Task
Take every line from the listing below that includes "info" and copy it.

────────────────────────────────────────

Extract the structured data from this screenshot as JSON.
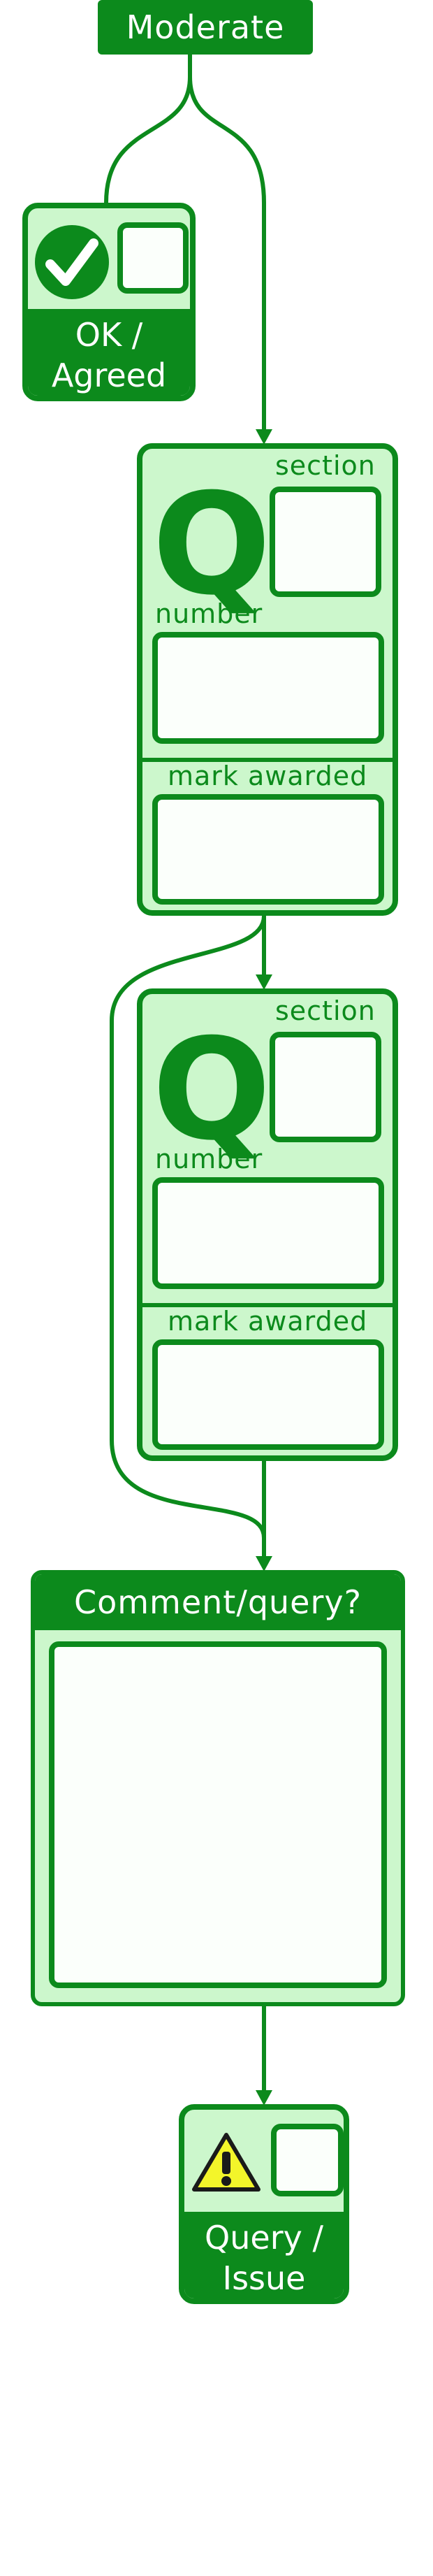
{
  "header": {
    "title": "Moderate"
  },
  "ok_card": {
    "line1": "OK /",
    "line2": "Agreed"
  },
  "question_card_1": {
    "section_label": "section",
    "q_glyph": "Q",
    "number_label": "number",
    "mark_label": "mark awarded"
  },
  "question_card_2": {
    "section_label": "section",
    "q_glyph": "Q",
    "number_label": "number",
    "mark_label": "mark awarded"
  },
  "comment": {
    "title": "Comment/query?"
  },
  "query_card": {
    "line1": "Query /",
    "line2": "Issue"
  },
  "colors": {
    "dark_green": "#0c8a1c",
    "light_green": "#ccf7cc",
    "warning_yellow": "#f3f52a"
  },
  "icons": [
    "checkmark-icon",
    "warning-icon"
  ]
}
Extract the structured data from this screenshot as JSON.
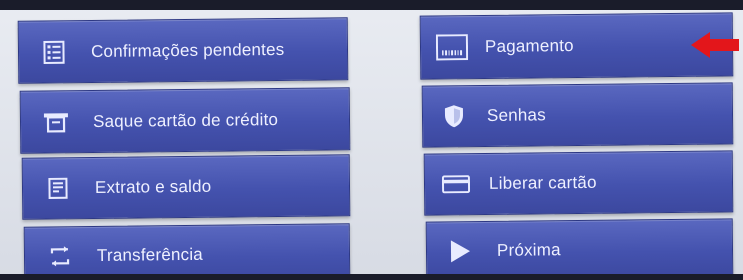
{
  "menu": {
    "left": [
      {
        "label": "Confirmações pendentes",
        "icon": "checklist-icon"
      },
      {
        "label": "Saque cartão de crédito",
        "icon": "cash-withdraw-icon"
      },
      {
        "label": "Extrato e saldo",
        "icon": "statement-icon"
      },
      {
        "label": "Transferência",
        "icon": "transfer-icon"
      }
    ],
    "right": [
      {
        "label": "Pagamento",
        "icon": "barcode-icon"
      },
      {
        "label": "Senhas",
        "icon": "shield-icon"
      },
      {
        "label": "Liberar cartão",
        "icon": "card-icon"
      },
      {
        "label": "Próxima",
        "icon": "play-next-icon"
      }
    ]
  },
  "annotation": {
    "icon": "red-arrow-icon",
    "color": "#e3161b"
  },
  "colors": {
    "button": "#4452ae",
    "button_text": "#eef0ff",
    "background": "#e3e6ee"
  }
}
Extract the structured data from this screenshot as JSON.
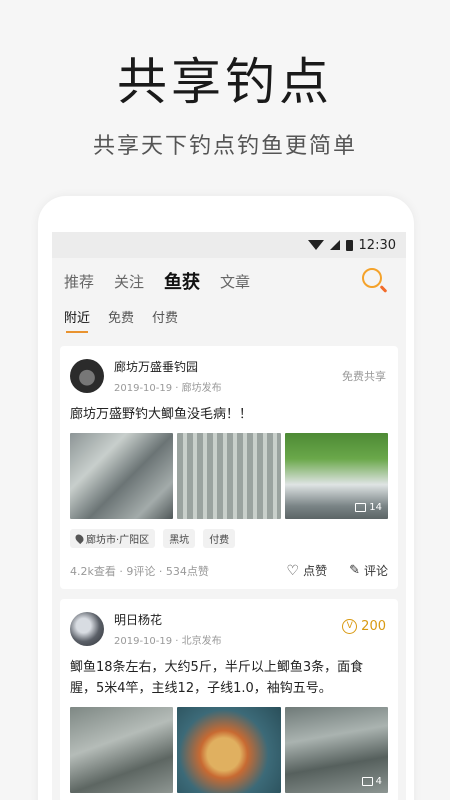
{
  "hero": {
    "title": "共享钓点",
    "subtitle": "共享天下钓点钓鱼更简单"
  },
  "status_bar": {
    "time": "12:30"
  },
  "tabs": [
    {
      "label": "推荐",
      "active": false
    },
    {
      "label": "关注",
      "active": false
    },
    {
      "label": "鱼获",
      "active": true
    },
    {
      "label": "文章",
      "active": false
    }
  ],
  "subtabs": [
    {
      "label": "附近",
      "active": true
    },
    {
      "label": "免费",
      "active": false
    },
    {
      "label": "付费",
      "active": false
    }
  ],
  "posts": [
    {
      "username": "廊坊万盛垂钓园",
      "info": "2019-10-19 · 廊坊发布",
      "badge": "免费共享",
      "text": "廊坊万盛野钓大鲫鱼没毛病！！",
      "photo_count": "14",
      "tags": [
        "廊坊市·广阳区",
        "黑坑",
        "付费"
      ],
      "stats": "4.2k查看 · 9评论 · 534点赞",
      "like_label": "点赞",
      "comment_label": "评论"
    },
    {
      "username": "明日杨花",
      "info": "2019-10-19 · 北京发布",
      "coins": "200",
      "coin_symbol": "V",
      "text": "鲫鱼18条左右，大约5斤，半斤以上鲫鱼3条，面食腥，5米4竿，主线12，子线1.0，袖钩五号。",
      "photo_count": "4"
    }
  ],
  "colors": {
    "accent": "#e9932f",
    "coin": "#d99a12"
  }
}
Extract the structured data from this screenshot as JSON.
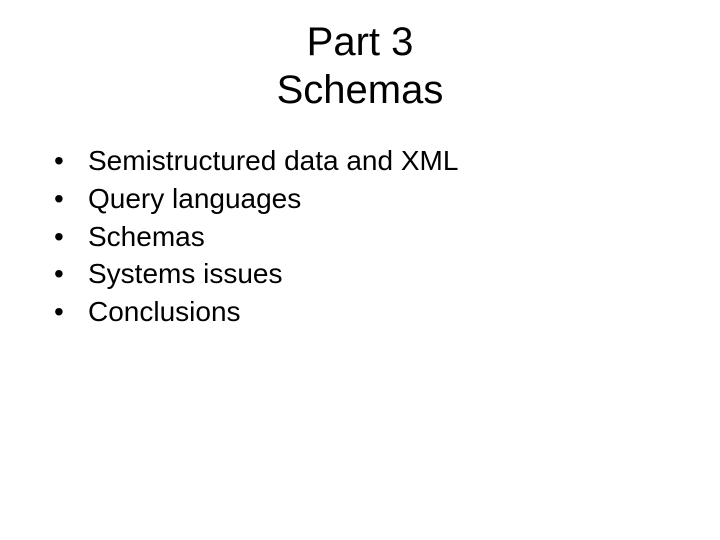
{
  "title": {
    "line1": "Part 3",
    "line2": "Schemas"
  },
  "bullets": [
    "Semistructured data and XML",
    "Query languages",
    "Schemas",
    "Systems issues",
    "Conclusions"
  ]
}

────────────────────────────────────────

The completed task
      "info": "2019-10-19 · 廊坊发布",
      "info": "2019-10-19 · 北京发布",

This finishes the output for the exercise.